- [About this task]: Search the material for the word "tiền" and copy each line that holds it.

╭─ Material supplied

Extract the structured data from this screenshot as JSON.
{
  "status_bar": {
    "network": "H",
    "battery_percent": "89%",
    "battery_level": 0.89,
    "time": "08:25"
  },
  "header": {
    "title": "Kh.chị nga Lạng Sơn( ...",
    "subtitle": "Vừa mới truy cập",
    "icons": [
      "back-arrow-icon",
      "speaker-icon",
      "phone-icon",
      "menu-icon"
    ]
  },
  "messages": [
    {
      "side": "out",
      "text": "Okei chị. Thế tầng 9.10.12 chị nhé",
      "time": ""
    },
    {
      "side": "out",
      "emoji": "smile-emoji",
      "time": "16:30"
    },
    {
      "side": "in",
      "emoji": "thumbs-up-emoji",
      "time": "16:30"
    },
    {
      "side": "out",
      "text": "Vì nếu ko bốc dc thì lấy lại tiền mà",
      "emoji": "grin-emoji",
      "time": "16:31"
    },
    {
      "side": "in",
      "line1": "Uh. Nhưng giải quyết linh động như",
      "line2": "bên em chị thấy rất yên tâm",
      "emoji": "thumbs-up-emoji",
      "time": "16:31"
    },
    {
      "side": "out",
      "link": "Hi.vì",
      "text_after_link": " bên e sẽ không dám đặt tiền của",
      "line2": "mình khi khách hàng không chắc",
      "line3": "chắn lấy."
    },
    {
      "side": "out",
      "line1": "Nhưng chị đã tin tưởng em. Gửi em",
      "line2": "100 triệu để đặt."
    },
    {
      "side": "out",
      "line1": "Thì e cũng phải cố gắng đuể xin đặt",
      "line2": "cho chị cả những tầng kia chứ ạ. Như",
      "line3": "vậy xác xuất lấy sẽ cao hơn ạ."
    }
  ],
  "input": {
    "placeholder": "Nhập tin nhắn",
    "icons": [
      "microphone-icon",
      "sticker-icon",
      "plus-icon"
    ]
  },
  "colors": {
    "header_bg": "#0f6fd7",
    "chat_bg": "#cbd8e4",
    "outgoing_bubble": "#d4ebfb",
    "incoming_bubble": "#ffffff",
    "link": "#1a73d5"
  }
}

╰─

- [Result of this exercise]:
      "text": "Vì nếu ko bốc dc thì lấy lại tiền mà",
      "text_after_link": " bên e sẽ không dám đặt tiền của",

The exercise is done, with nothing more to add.